Many years ago I decided that one place where I could make a difference was in the classroom. Before I ever knew what I would teach, I knew I wanted to be a teacher. My parents were both educators, but I cannot recall them ever encouraging me to follow the same path. What I do remember, however, was interacting with their students throughout my early life and observing the lasting influence of caring and capable teachers. The meaning and fulfillment I saw in their lives planted the seeds of what would become my own calling. By early adulthood it was clear that languages and cultures would never cease to excite me. Years of studying Spanish and living in Argentina eventually led me to Portuguese and a semester in Brazil, followed by a six-week fellowship in Florence to study Italian. Languages connected me to people and to cultures that would otherwise be foreign and distant. The study of literature in particular, challenged me both intellectually and creatively, sending me on a journey that would see me develop critical reading, writing, and thinking skills that would connect me to humanity at the same time that it expanded my own. At the core of my teaching and scholarship is an idea: that comfort and familiarity should be risked in pursuit of something better; something more than what we presently know, something more than we presently are.
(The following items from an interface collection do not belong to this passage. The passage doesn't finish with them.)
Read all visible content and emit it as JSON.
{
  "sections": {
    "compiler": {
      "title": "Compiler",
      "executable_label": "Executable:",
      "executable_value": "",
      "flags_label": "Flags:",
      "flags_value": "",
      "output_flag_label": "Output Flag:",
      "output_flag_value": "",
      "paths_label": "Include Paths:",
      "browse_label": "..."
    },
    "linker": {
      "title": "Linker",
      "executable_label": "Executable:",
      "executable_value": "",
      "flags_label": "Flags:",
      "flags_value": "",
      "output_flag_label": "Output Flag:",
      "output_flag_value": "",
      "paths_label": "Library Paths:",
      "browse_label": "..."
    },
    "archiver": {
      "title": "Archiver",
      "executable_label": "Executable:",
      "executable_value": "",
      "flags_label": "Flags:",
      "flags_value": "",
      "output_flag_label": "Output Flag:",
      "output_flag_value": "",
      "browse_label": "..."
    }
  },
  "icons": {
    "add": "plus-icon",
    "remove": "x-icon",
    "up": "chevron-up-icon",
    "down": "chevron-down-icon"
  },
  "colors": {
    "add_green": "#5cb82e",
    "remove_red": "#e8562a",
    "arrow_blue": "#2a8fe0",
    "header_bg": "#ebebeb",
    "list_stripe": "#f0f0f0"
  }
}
Identities of Spain
Discovering Literature in Spanish (or Introduction to Hispanic Literature)
Literary Explorations of Spain
Development of Hispanic Poetry
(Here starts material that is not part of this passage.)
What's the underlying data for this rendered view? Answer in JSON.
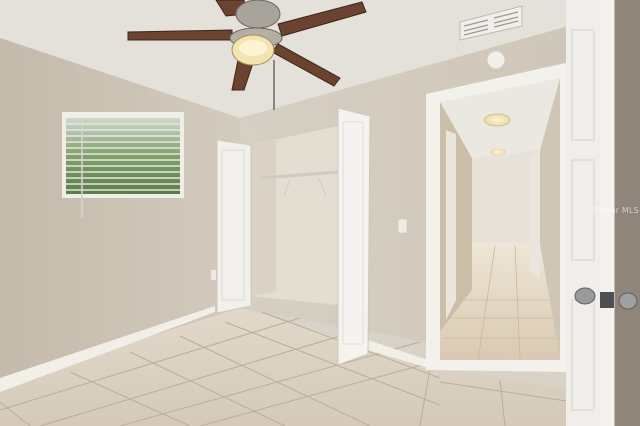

Development of Hispanic Theater
From Page to Stage: Experiencing Literature beyond the Text
Why Don Quixote Matters
How to Play a Player: Four Centuries of Don Juan
Written Communication in Spanish
Elementary Spanish I, II
Intermediate Spanish I, II
Spanish beyond the Classroom (Intermediate Oral Conversation)
Introduction to Research in Spanish
Junior & Senior Research in Spanish
Honors Thesis in Spanish
He is a founding member of Dragoncillo Puppet Troupe, a group “dedicated to imaginative, bilingual storytelling that educates while it entertains.” They have performed for audiences in Florida, Texas, Iowa, Michigan, Ohio, and North Carolina.
PhD, Spanish (2009). Vanderbilt University.
Portuguese Minor and Latin American Studies Certificate.
MA, Spanish (2005). Brigham Young University.
BA, Spanish (2003), University Honors. Brigham Young University. Latin American Studies Minor.
ResearchEarly Modern Spanish and Portuguese Literature, Iberian Studies, Spanish Golden Age Theater, Don Quixote and Cervantes, Portuguese-authored Literature Written in Spanish.
He is the author of Being Portuguese in Spanish: Reimagining Early Modern Iberian Literature, 1580-1640 (Purdue UP, 2020). He has also published numerous peer-reviewed articles and essays, including most recently:
“Tilting at Relevance: The Quixotic Enterprise of Portuguese Authors of the Iberian Union.” Forthcoming in Cosmic Wit: Essays in Honor of Edward H. Friedman, edited by Cory Duclos, Martha García, and Vicente Pérez de León, 2021.
“Flower, Metaphor, and Portugalidade: António de Sousa de Macedo and Mariana de Luna’s Complementary Use of Flores.” Forthcoming in Revista de Escritoras Ibéricas, vol. 8, 2020, edited by Valerie Hegstrom and Vanda Anastácio.
“When Shadows ‘Move’: From Medieval and Early Modern Puppetry to Contemporary Performance and Outreach.” Co-authored by Esther Fernández, Jonathan Wade, Jared White, and Jason Yancey. Forthcoming in Living the Comedia. Essays in Honor of Amy Williamsen, vol. II, edited by Rob Bayliss, Judith Caballero, Esther Fernández, and Yuri Porras, UP of the South, 2020.
“Amélie as Re-accentuation of Cervantes.” Don Quixote: The Re-accentuation of the World’s Greatest Literary Hero, edited by Howard Mancing and Slav Gratchev, Bucknell UP, 2017, pp. 193-203. “Recasting the Collective Protagonist: A Ballet Adaptation of Fuenteovejuna.” Comedia Performance, vol. 13, no. 1, 2016, pp. 62-104.